**** INFORMATION PROVIDED ****

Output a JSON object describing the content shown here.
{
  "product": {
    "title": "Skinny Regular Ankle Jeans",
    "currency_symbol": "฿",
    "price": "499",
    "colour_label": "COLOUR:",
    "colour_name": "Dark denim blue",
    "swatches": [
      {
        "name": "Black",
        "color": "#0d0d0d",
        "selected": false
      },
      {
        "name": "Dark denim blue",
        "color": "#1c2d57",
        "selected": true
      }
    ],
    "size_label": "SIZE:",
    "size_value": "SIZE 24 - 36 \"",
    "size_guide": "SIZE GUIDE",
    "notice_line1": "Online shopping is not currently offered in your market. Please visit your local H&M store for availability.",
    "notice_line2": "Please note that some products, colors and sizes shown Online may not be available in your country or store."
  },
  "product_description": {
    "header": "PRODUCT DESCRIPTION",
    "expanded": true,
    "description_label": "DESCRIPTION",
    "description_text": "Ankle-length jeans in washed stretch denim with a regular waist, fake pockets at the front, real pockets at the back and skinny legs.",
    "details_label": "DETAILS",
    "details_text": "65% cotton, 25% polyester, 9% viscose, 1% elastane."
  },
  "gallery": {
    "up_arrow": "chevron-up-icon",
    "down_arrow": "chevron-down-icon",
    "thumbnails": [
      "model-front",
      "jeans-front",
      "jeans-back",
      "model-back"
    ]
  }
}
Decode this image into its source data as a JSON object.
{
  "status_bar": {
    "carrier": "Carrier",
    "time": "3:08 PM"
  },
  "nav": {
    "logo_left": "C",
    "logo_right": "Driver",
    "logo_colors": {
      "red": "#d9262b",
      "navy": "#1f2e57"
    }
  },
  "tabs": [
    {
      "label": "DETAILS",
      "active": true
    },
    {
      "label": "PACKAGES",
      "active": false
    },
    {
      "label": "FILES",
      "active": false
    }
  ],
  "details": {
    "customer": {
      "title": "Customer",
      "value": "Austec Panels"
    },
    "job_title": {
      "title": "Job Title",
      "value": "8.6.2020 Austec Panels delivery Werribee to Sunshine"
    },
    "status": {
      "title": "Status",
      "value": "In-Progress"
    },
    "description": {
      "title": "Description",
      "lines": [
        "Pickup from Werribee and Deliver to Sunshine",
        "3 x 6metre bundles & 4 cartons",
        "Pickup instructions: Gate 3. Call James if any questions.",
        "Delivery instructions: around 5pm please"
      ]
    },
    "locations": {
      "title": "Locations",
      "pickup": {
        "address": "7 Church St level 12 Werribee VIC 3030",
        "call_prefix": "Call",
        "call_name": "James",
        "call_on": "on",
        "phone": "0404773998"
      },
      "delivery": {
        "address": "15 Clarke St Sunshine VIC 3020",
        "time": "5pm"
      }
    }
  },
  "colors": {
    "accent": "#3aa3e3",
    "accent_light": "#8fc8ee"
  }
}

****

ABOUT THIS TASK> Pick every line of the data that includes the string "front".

SOLUTION>
    "description_text": "Ankle-length jeans in washed stretch denim with a regular waist, fake pockets at the front, real pockets at the back and skinny legs.",
      "model-front",
      "jeans-front",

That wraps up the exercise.